While there may come a point when waiting for a deep truth to emerge may foster more harm than good, it’s also possible that the act of restraint is one that we might carefully consider as we weigh thorny issues and desired outcomes.Read more
Religious Education for Northwest children and youth is a special ministry . . . and we are fortunate that Christina Branum-Martin feels called to serve as our Director of Religious Education! Join us for this special service as we officially “install” Christina in her role and we are reminded of the reasons why we are all called to this faith.Read more
Often when we think of change, we think of inevitable evolutionary changes or those changes imposed on us by the fates. The effort we expend to adapt may leave us feeling depleted. Yet, summoning the energy to try on a different mindset can lead us down paths we hadn’t seen before. We become sculptors of the future.Read more
Dashed hopes, disappointment, feelings of loss – we wouldn’t be human if we didn’t experience these following a major or minor setback. What helps us regain our footing and recover our outlook that good things still lie ahead?Read more
In 2006, singer-songwriter John Mayer wrote, “Now we see everything that’s going wrong/With the world and those who lead it/We just feel like we don’t have the means/To rise above and beat it/So we keep waiting/Waiting on the world to change.” When life is calling for change, how might we find a response that is faithful both to our values and our means?Read more
“See you in September” has special meaning at Northwest. It’s the time when our programs resume and the pace of activities picks up after the summer lull. This month is no exception, with multiple opportunities for engagement, volunteering and good fun. Check out everything we have planned in this month’s UNIverse.Read more
It seems that the train ride across the Mississippi invited Hughes to honor the flow of pain and promise experienced by African Americans, as well as his own deep wisdom.
At our UUA General Assembly, which took place in New Orleans on the shores of the historic Mississippi, I received an invitation, too, of both a different and similar sort. There was much discussion this year about building greater awareness of the ways we unknowingly perpetuate systems of white supremacy within Unitarian Universalism. Congregations were asked to have courageous and beloved conversations about this so that we can discover where we are in our own awareness journey and what we might do to change and grow.Read more
Louisa May Alcott wrote a relatively obscure novel about this subject. We have a long religious history of exploring what work is and why we do it. Come celebrate a UU Labor Day weekend.Read more

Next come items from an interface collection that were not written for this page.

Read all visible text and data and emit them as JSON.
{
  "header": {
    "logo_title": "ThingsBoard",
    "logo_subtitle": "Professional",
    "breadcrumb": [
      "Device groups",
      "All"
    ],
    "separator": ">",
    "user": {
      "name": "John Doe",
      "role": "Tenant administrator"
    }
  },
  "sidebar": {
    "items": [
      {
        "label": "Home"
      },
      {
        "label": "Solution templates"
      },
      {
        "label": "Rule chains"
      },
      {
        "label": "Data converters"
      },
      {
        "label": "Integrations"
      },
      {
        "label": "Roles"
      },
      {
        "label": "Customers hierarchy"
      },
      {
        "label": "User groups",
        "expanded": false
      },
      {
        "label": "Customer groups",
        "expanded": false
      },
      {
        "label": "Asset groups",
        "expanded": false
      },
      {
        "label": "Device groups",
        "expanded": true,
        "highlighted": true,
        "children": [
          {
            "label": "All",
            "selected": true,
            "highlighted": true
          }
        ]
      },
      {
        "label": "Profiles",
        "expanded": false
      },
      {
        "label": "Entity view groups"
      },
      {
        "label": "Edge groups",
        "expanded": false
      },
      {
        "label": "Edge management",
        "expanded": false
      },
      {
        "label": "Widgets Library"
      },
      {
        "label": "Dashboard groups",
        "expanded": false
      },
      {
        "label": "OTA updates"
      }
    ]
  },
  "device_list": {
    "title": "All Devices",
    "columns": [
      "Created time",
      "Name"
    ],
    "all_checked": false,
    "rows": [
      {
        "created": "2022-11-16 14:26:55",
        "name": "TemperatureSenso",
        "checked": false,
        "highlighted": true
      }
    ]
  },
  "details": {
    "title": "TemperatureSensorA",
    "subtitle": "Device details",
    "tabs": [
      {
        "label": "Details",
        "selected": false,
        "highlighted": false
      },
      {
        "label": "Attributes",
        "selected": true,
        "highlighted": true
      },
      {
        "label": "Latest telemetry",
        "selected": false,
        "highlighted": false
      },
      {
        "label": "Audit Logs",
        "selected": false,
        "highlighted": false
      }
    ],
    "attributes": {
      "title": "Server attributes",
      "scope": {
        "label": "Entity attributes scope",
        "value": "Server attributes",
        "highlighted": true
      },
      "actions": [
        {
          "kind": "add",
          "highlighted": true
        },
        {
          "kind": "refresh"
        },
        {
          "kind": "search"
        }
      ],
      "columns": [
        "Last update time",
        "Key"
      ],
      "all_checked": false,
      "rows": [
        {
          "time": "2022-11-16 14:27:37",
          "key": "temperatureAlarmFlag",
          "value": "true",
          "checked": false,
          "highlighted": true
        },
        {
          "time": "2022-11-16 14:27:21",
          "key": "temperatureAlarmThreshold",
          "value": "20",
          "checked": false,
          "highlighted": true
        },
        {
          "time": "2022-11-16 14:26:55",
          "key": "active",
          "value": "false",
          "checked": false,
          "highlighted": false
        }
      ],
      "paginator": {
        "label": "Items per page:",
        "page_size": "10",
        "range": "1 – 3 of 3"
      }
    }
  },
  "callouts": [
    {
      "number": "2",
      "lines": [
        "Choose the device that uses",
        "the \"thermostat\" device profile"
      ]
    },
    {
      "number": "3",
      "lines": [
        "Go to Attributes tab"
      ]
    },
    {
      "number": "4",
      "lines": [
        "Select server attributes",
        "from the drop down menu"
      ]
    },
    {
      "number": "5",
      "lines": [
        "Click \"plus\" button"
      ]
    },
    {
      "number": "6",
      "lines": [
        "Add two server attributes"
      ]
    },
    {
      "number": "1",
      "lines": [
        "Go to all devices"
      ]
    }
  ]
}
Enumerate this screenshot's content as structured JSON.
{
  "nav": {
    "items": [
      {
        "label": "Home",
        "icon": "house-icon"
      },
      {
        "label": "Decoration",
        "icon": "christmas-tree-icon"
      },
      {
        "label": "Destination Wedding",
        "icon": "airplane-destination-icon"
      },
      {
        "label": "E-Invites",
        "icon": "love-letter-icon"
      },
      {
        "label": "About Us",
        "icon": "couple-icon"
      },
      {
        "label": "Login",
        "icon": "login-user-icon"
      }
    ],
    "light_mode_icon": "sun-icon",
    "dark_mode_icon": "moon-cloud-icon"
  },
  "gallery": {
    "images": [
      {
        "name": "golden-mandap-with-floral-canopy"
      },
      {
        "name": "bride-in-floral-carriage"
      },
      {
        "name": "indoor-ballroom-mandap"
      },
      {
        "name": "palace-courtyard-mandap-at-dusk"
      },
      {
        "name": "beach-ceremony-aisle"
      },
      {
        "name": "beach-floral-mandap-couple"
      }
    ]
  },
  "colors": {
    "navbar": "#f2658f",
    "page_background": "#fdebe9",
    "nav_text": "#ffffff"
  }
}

The mighty Mississippi River has flowed through the lives of countless people for thousands of years, and its history includes stories of pain and promise. This past June, over 4,000 Unitarian Universalists added to these stories as we came together in New Orleans and recommitted ourselves to ending white supremacy in all of its forms.
Join us for our annual “ingathering” and water appreciation service as we explore Mississippi River stories of struggle and hope and begin our 2017-18 program year together.Read more
Niebuhr had a nuanced and realistic view of the human condition, our societies, and how to best make them work for the common good. His spiritual journey was strange and unique, and surprisingly similar to many of the spiritual journeys of members and friends in this congregation.Read more